Update: Further research reveals the home of Daniel T. Althouse, a partner in Althouse Brothers, at 2125 S. 4th Ave., where he died of blood poisoning in 1914.

The Crime Bus Lurches Out of the Fog

Join us, gentle rider, on the Crime Bus! We’re taking a break from our regularly scheduled Crime Bus touring in early 2006 to develop some new and very wild rides, but private tours can still be booked during this time. Typically, public tours run on both days of a weekend about once a month, and prospective passengers can subscribe to our email list– just click the link at right to be kept informed of all the details. Or watch this site for announcements.

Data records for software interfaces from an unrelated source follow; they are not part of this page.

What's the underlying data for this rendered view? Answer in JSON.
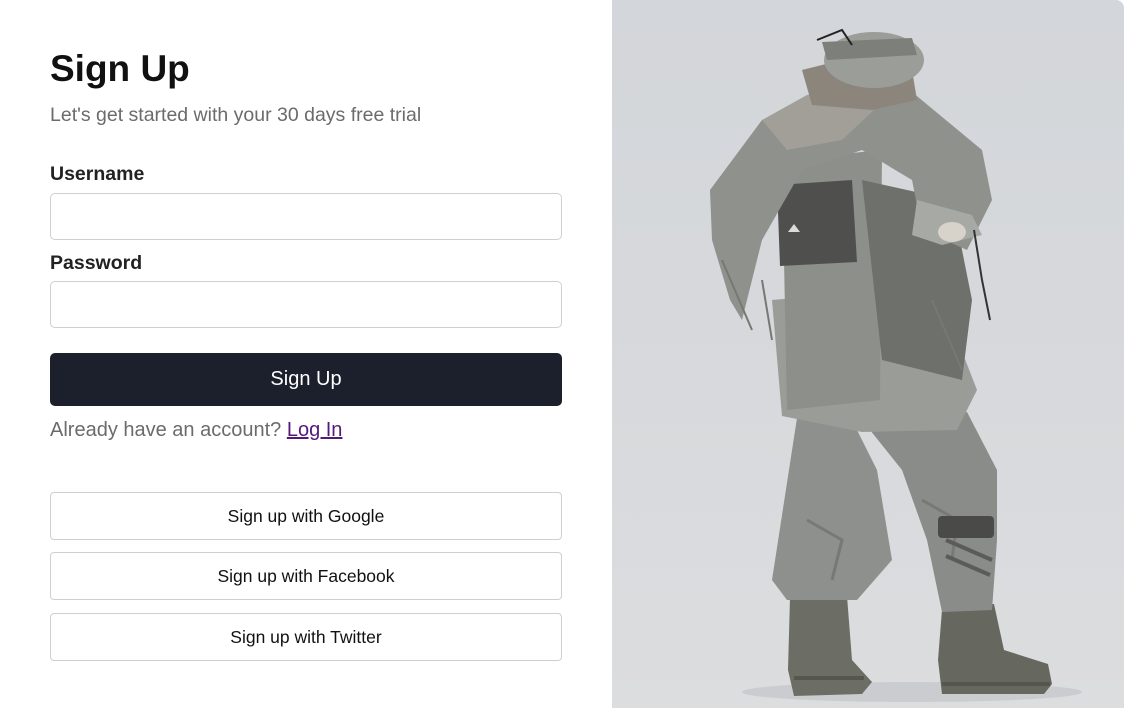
{
  "signup": {
    "title": "Sign Up",
    "subtitle": "Let's get started with your 30 days free trial",
    "username_label": "Username",
    "username_value": "",
    "password_label": "Password",
    "password_value": "",
    "submit_label": "Sign Up",
    "login_prompt": "Already have an account? ",
    "login_link_label": "Log In"
  },
  "social": {
    "google_label": "Sign up with Google",
    "facebook_label": "Sign up with Facebook",
    "twitter_label": "Sign up with Twitter"
  },
  "hero": {
    "image_subject": "model-in-techwear-outfit",
    "background_color": "#d4d7da"
  },
  "colors": {
    "primary_button": "#1b202c",
    "link": "#55187a",
    "muted_text": "#6b6b6b"
  }
}
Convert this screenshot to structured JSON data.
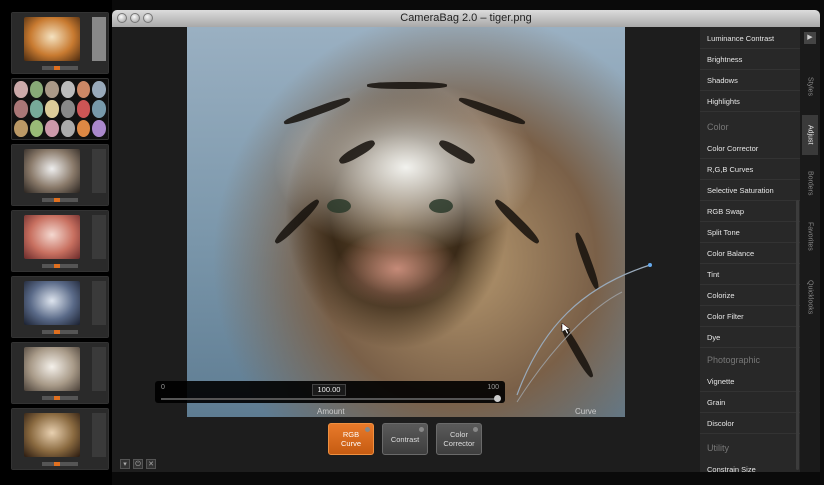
{
  "window": {
    "title": "CameraBag 2.0 – tiger.png"
  },
  "amount": {
    "min": "0",
    "max": "100",
    "value": "100.00",
    "label": "Amount"
  },
  "curve_label": "Curve",
  "effects": [
    {
      "label": "RGB\nCurve",
      "active": true
    },
    {
      "label": "Contrast",
      "active": false
    },
    {
      "label": "Color\nCorrector",
      "active": false
    }
  ],
  "bottom_icons": [
    "▾",
    "⏻",
    "✕"
  ],
  "panel": {
    "top_items": [
      "Luminance Contrast",
      "Brightness",
      "Shadows",
      "Highlights"
    ],
    "sections": [
      {
        "header": "Color",
        "items": [
          "Color Corrector",
          "R,G,B Curves",
          "Selective Saturation",
          "RGB Swap",
          "Split Tone",
          "Color Balance",
          "Tint",
          "Colorize",
          "Color Filter",
          "Dye"
        ]
      },
      {
        "header": "Photographic",
        "items": [
          "Vignette",
          "Grain",
          "Discolor"
        ]
      },
      {
        "header": "Utility",
        "items": [
          "Constrain Size"
        ]
      }
    ]
  },
  "side_tabs": [
    "Styles",
    "Adjust",
    "Borders",
    "Favorites",
    "Quicklooks"
  ],
  "side_tab_active": "Adjust",
  "colors": {
    "accent": "#e07020",
    "panel": "#282828"
  }
}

Tours include… THE REAL BLACK DAHLIA… PASADENA CONFIDENTIAL… WEIRD WEST ADAMS… NIGHTMARES OF BUNKER HILL… HALLOWEEN HORRORS… with more to come.